The remote, dirt road wound us through what seemed to be its own mountain range, over streams and rocks and mud until finally we rolled to a stop in the valley. The lane was flooded by shallow water in certain spots, and a natural bridge led us to a clearing between two, small lakes.

By the time we got out of the car, our littlest one had nodded off, lulled to sleep by the bumping, country road. I chose to stay close by in case he should stir. Daddy and our daughter trotted off down a trail to explore. I rummaged around to find my camera, wrapped it around my neck. Leaned against a cool, green rock at the water’s edge. The silence felt odd and in that moment, I thought this might have been the quietest place on earth. I watched the sky around me, as an eerie white mist crept in from the charcoal-ish mountains and quickly surrounded me.

I kept my eyes to the trail, pleading with nature to wait just a little while longer. Not more than a few moments passed, before a bobbing ponytail and pink boots came clonking down the path. She chattered at her father, not more than a shadow’s length behind her. I could hear the curiosity in her voice before the words reached me. She pleaded with me, to come on an investigation.

Together, we followed the sound of a trickle, the unmistakable evidence of a waterfall.
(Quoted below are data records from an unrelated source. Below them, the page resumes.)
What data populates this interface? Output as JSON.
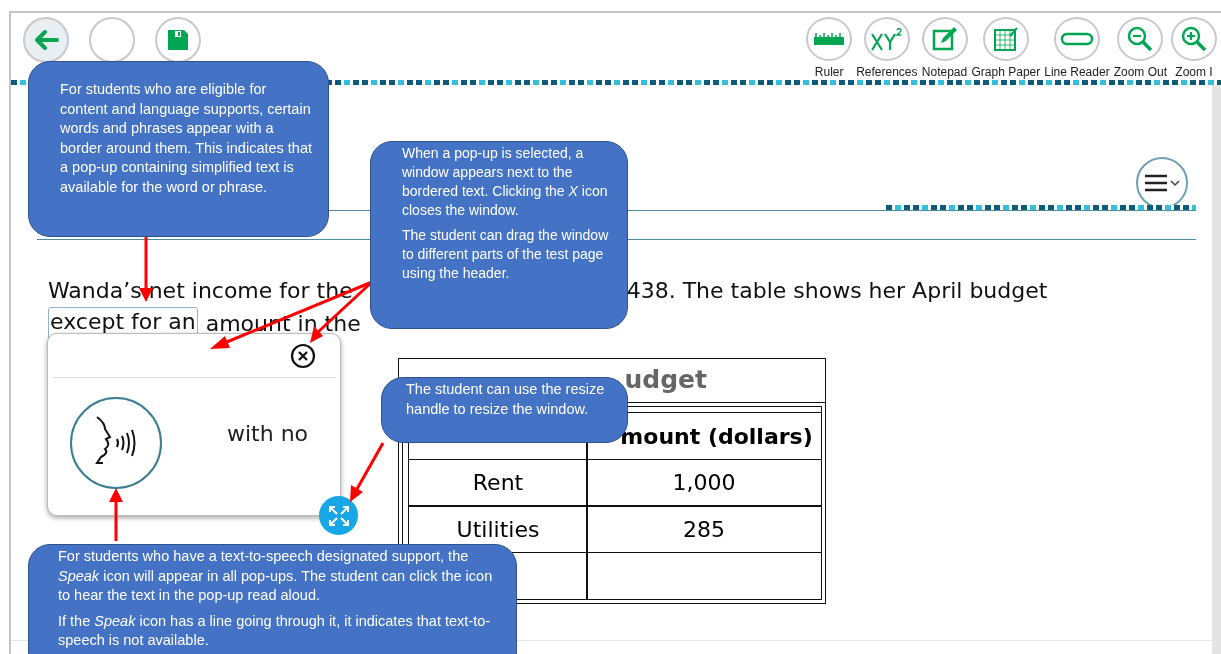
{
  "toolbar": {
    "left_buttons": [
      {
        "kind": "back"
      },
      {
        "kind": "blank"
      },
      {
        "kind": "save"
      }
    ],
    "tools": [
      {
        "label": "Ruler",
        "kind": "ruler"
      },
      {
        "label": "References",
        "kind": "references"
      },
      {
        "label": "Notepad",
        "kind": "notepad"
      },
      {
        "label": "Graph Paper",
        "kind": "graph"
      },
      {
        "label": "Line Reader",
        "kind": "line"
      },
      {
        "label": "Zoom Out",
        "kind": "zoom_out"
      },
      {
        "label": "Zoom I",
        "kind": "zoom_in"
      }
    ]
  },
  "question": {
    "line_1": [
      "Wanda’s net income for the",
      "438. The table shows her April budget"
    ],
    "bordered_phrase": "except for an",
    "line_2_rest": "amount in the"
  },
  "popup": {
    "text": "with no"
  },
  "table": {
    "title": "udget",
    "column_2_heading": "mount (dollars)",
    "rows": [
      [
        "Rent",
        "1,000"
      ],
      [
        "Utilities",
        "285"
      ]
    ]
  },
  "callouts": [
    {
      "paragraphs": [
        "For students who are eligible for content and language supports, certain words and phrases appear with a border around them. This indicates that a pop-up containing simplified text is available for the word or phrase."
      ]
    },
    {
      "paragraphs": [
        "When a pop-up is selected, a window appears next to the bordered text. Clicking the *X* icon closes the window.",
        "The student can drag the window to different parts of the test page using the header."
      ]
    },
    {
      "paragraphs": [
        "The student can use the resize handle to resize the window."
      ]
    },
    {
      "paragraphs": [
        "For students who have a text-to-speech designated support, the *Speak* icon will appear in all pop-ups. The student can click the icon to hear the text in the pop-up read aloud.",
        "If the *Speak* icon has a line going through it, it indicates that text-to-speech is not available."
      ]
    }
  ]
}
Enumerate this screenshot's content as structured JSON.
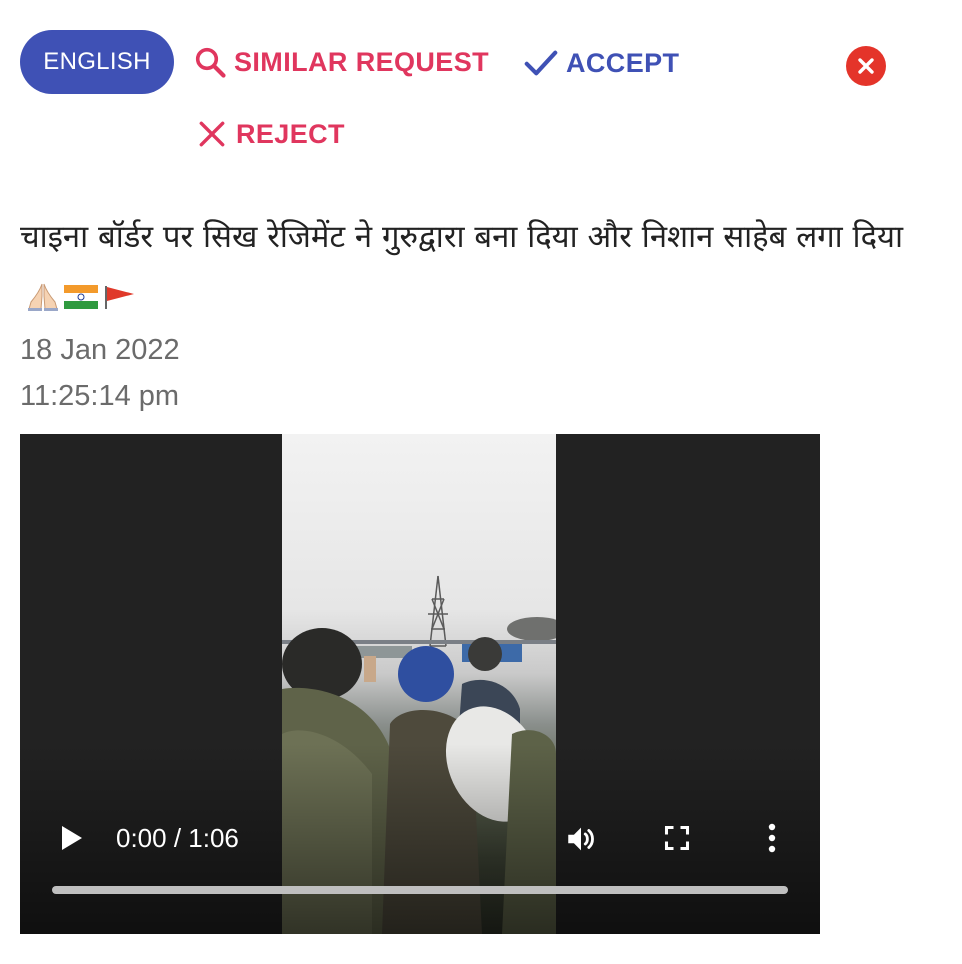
{
  "toolbar": {
    "language_label": "ENGLISH",
    "similar_request_label": "SIMILAR REQUEST",
    "accept_label": "ACCEPT",
    "reject_label": "REJECT",
    "close_icon": "close-circle-icon"
  },
  "colors": {
    "primary": "#3f51b5",
    "danger": "#e0365e",
    "close_red": "#e4342a"
  },
  "post": {
    "text": "चाइना बॉर्डर पर सिख रेजिमेंट ने गुरुद्वारा बना दिया और निशान साहेब लगा दिया",
    "emojis": [
      "folded-hands-icon",
      "india-flag-icon",
      "triangular-flag-icon"
    ],
    "date": "18 Jan 2022",
    "time": "11:25:14 pm"
  },
  "video": {
    "time_display": "0:00 / 1:06",
    "progress": 0,
    "controls": [
      "play-icon",
      "volume-icon",
      "fullscreen-icon",
      "more-vert-icon"
    ]
  }
}
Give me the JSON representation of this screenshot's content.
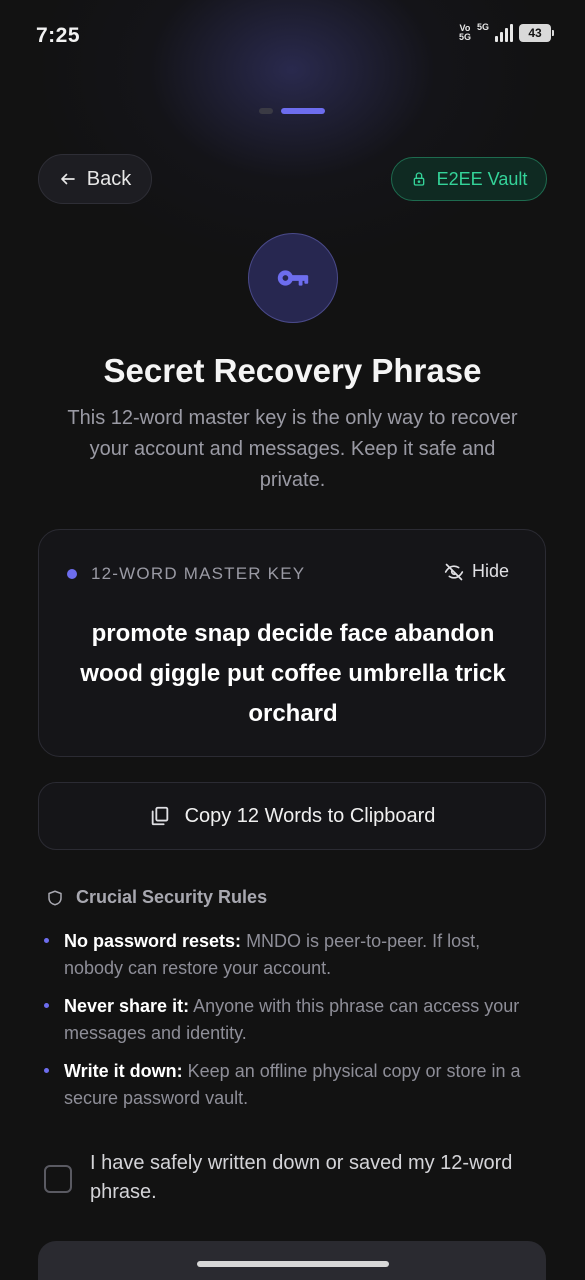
{
  "status_bar": {
    "time": "7:25",
    "volte_top": "Vo",
    "volte_bottom": "5G",
    "network": "5G",
    "battery": "43"
  },
  "pager": {
    "total": 2,
    "current": 2
  },
  "header": {
    "back_label": "Back",
    "vault_label": "E2EE Vault"
  },
  "title": "Secret Recovery Phrase",
  "subtitle": "This 12-word master key is the only way to recover your account and messages. Keep it safe and private.",
  "phrase_card": {
    "label": "12-WORD MASTER KEY",
    "hide_label": "Hide",
    "phrase": "promote snap decide face abandon wood giggle put coffee umbrella trick orchard"
  },
  "copy_button": {
    "label": "Copy 12 Words to Clipboard"
  },
  "rules": {
    "heading": "Crucial Security Rules",
    "items": [
      {
        "title": "No password resets:",
        "text": " MNDO is peer-to-peer. If lost, nobody can restore your account."
      },
      {
        "title": "Never share it:",
        "text": " Anyone with this phrase can access your messages and identity."
      },
      {
        "title": "Write it down:",
        "text": " Keep an offline physical copy or store in a secure password vault."
      }
    ]
  },
  "confirm": {
    "label": "I have safely written down or saved my 12-word phrase.",
    "checked": false
  },
  "colors": {
    "accent": "#6d6dee",
    "vault_green": "#34d399",
    "background": "#121212"
  }
}
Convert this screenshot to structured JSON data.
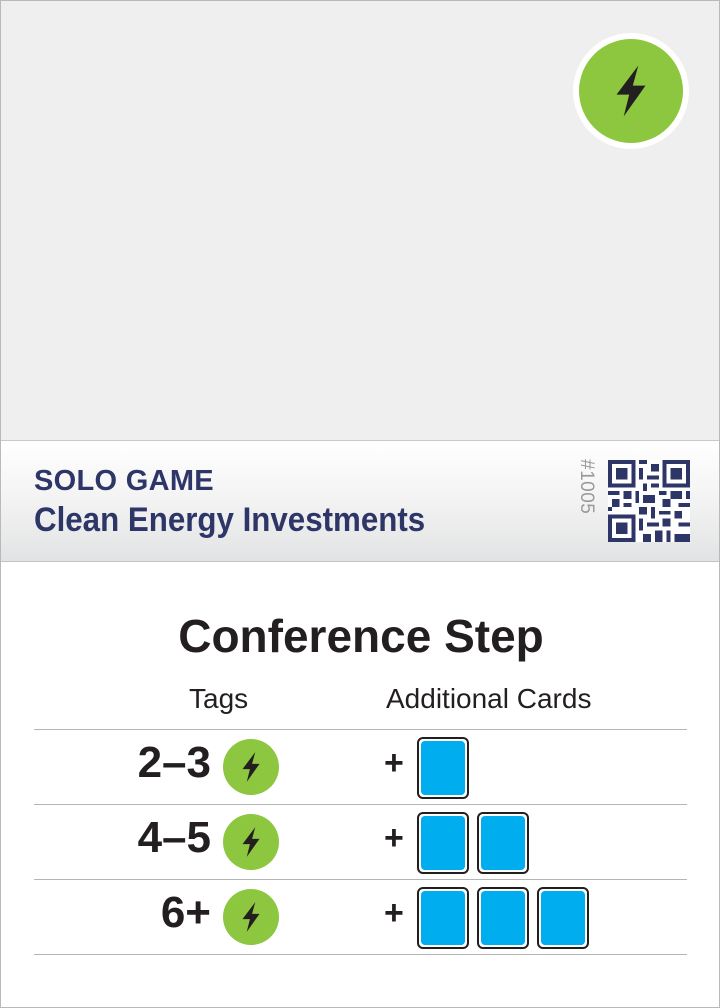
{
  "card": {
    "mode_label": "SOLO GAME",
    "title": "Clean Energy Investments",
    "card_number": "#1005",
    "badge_icon": "power-bolt-icon",
    "colors": {
      "title_text": "#2e3567",
      "power_green": "#8dc63f",
      "card_blue": "#00aeef",
      "art_background": "#efefef"
    }
  },
  "conference": {
    "heading": "Conference Step",
    "col_tags": "Tags",
    "col_cards": "Additional Cards",
    "rows": [
      {
        "range": "2–3",
        "tag_icon": "power-bolt-icon",
        "plus": "+",
        "cards": 1
      },
      {
        "range": "4–5",
        "tag_icon": "power-bolt-icon",
        "plus": "+",
        "cards": 2
      },
      {
        "range": "6+",
        "tag_icon": "power-bolt-icon",
        "plus": "+",
        "cards": 3
      }
    ]
  }
}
I peered all around us, watching the clouds come closer as they were tempted to hug the tips of the lava mountains. We scanned the horizon and the clumpy, black walls, looking for the rushing water. But, we didn’t find a waterfall.

Instead, we knelt to the ground, laying our bellies against the soft, green moss watching the rain make spherical patterns all across the green and orange swirled lake.  We wondered aloud how such clear water could have such remarkable colors. I clamored for the answers I didn’t have to the questions I also wanted to know. Finally, I decided that it must be due to minerals or moss. She was satisfied with that, and was up again as quickly as she came down.


She flitted out of site as she went around the bend, still looking for the clue to that rushing water sound. I raced off after her, in fear of the trouble she could surely get herself into. I spotted her just a few yards away, crouched next to a pile of rocks with her palms on her knees. She beamed up and me, so very proud of the waterfall she had found. I leaned over her head, her hair dancing in the wind around my face. I couldn’t help but smile as her little gloved finger pointed at a very noisy but very tiny, babbling brook.

Our discovery had been made, our investigation complete and we skipped off together to find the other half of our family. The boys sat together at the front of the Jeep, eagerly waiting for our arrival. It was time to get out of there, before the rains came harder and nature trapped us in her bowl. We sped out of the valley, much faster than we had come in, fueled by adrenaline and adventure and astonishment in its purest form.

Loving the road trip!
Thorny yellow flowers
Purple Flowers in the Alamo Grass